#### GOAL OF THE EXERCISE:
Reprint all entries without any alteration.

#### PROVIDED INFORMATION:
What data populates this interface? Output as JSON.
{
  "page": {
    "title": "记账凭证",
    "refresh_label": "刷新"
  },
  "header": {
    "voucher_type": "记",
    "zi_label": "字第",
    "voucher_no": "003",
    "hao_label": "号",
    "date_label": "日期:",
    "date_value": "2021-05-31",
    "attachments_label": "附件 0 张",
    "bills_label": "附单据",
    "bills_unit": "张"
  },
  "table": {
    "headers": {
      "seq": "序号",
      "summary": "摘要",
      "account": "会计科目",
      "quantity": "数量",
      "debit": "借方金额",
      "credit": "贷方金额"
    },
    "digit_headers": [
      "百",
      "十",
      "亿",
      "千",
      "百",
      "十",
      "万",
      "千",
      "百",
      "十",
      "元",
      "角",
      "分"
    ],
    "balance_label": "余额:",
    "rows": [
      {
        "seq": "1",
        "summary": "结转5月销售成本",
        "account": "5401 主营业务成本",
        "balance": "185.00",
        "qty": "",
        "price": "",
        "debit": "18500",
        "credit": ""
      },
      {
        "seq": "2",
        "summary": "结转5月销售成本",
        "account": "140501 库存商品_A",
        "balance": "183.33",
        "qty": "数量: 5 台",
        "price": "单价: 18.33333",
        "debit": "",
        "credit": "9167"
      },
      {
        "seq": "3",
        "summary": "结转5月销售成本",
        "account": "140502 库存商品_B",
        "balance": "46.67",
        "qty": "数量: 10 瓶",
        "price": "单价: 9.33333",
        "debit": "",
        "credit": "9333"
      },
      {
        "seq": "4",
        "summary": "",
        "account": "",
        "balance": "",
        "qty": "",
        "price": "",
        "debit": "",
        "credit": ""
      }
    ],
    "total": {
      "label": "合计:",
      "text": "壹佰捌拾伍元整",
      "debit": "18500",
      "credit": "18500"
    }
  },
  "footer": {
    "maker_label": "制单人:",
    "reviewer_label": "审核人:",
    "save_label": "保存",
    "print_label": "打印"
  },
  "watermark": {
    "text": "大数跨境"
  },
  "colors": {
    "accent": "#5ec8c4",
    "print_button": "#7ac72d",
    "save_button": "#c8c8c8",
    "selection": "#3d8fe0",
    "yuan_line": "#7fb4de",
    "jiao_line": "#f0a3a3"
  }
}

#### WRITTEN RESPONSE:
What data populates this interface? Output as JSON.
{
  "page": {
    "title": "记账凭证",
    "refresh_label": "刷新"
  },
  "header": {
    "voucher_type": "记",
    "zi_label": "字第",
    "voucher_no": "003",
    "hao_label": "号",
    "date_label": "日期:",
    "date_value": "2021-05-31",
    "attachments_label": "附件 0 张",
    "bills_label": "附单据",
    "bills_unit": "张"
  },
  "table": {
    "headers": {
      "seq": "序号",
      "summary": "摘要",
      "account": "会计科目",
      "quantity": "数量",
      "debit": "借方金额",
      "credit": "贷方金额"
    },
    "digit_headers": [
      "百",
      "十",
      "亿",
      "千",
      "百",
      "十",
      "万",
      "千",
      "百",
      "十",
      "元",
      "角",
      "分"
    ],
    "balance_label": "余额:",
    "rows": [
      {
        "seq": "1",
        "summary": "结转5月销售成本",
        "account": "5401 主营业务成本",
        "balance": "185.00",
        "qty": "",
        "price": "",
        "debit": "18500",
        "credit": ""
      },
      {
        "seq": "2",
        "summary": "结转5月销售成本",
        "account": "140501 库存商品_A",
        "balance": "183.33",
        "qty": "数量: 5 台",
        "price": "单价: 18.33333",
        "debit": "",
        "credit": "9167"
      },
      {
        "seq": "3",
        "summary": "结转5月销售成本",
        "account": "140502 库存商品_B",
        "balance": "46.67",
        "qty": "数量: 10 瓶",
        "price": "单价: 9.33333",
        "debit": "",
        "credit": "9333"
      },
      {
        "seq": "4",
        "summary": "",
        "account": "",
        "balance": "",
        "qty": "",
        "price": "",
        "debit": "",
        "credit": ""
      }
    ],
    "total": {
      "label": "合计:",
      "text": "壹佰捌拾伍元整",
      "debit": "18500",
      "credit": "18500"
    }
  },
  "footer": {
    "maker_label": "制单人:",
    "reviewer_label": "审核人:",
    "save_label": "保存",
    "print_label": "打印"
  },
  "watermark": {
    "text": "大数跨境"
  },
  "colors": {
    "accent": "#5ec8c4",
    "print_button": "#7ac72d",
    "save_button": "#c8c8c8",
    "selection": "#3d8fe0",
    "yuan_line": "#7fb4de",
    "jiao_line": "#f0a3a3"
  }
}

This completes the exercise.